If the government has outlawed petrol and diesel vehicles, then it’s incumbent on them (or local authorities) to provide infrastructure for electric charging points or economic incentives for private companies to do so, though obviously the electricity supply would be chargeable to customers. Plenty of other local authorities have already gone down the lamp-post charging point route, but Haringey has shown no commitment to anything that would spread the burden more equably between residents and the council, preferring instead to make life harder by creating LTNs but without planning effective alternatives to the hated four wheels.
The problem here is the electrical power infrastructure required to provide multiple charging points on every street just isn't there. Much of Harringay was electrified in the 1920's & 1930's when a 10kW (kilowatt) load was considered more than any normal household would ever need back then, when electricity was used mainly for lighting. But with 22kW and even 100 kW chargers being demanded by by EV drivers, that means the street cabling has to support between 2 and 10 extra houses worth of load (by 1930's standards) for every charger installed. If that capacity isn't there then the chargers can't be installed unless a major upgrade of street cabling and local substations is carried out first.

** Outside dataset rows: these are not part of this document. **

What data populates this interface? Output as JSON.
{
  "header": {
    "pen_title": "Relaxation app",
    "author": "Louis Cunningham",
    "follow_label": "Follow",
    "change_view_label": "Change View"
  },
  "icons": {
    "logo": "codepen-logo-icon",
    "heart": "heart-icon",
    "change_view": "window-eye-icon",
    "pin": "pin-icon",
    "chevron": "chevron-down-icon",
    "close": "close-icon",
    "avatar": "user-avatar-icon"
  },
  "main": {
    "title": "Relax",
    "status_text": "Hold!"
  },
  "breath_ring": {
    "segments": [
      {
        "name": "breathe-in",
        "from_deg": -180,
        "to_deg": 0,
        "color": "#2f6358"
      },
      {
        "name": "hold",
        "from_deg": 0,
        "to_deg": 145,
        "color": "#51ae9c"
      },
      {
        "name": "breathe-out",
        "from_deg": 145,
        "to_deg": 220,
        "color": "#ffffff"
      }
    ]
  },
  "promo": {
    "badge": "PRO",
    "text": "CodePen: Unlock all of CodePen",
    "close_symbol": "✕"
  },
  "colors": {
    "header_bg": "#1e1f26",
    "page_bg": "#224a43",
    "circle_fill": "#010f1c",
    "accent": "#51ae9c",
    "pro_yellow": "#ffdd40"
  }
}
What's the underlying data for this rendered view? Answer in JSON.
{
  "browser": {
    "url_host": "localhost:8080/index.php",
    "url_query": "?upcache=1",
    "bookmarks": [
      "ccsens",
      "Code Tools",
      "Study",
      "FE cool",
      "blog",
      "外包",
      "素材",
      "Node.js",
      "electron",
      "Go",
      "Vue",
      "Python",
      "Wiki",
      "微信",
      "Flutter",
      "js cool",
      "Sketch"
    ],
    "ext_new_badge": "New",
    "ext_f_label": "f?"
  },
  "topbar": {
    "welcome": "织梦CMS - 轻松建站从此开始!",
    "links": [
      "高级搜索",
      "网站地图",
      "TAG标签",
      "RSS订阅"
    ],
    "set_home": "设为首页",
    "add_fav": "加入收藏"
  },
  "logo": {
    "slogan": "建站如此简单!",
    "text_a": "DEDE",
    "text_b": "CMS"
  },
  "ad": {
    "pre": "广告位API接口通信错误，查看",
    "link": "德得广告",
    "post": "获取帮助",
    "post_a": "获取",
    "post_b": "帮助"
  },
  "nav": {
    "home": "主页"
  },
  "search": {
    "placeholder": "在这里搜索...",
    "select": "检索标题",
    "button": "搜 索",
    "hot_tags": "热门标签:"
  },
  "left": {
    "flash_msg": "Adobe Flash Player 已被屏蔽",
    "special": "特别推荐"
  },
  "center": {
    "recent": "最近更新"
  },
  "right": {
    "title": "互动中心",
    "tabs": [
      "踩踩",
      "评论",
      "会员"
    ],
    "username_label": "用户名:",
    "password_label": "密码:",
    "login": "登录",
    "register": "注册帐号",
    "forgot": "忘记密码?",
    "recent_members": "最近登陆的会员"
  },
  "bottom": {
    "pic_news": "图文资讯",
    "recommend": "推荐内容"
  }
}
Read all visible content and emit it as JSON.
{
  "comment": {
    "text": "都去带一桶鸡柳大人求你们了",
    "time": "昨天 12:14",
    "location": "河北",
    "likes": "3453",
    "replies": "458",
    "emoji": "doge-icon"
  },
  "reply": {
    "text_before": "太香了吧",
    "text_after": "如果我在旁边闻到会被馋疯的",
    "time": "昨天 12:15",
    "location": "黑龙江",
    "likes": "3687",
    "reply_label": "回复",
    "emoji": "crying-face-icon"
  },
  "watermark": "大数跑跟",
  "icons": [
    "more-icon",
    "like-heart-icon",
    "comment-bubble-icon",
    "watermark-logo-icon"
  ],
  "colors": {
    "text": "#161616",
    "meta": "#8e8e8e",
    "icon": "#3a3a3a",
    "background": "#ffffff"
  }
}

The UK power industry is well aware there's no way Britain's power distribution infrastucture can support a wholesale shift to pure EVs and they want to know who is going to pay for it to be upgraded. It's all every well talking about lots of windfarms and other renewables - the problem is connecting the consumers to these power sources.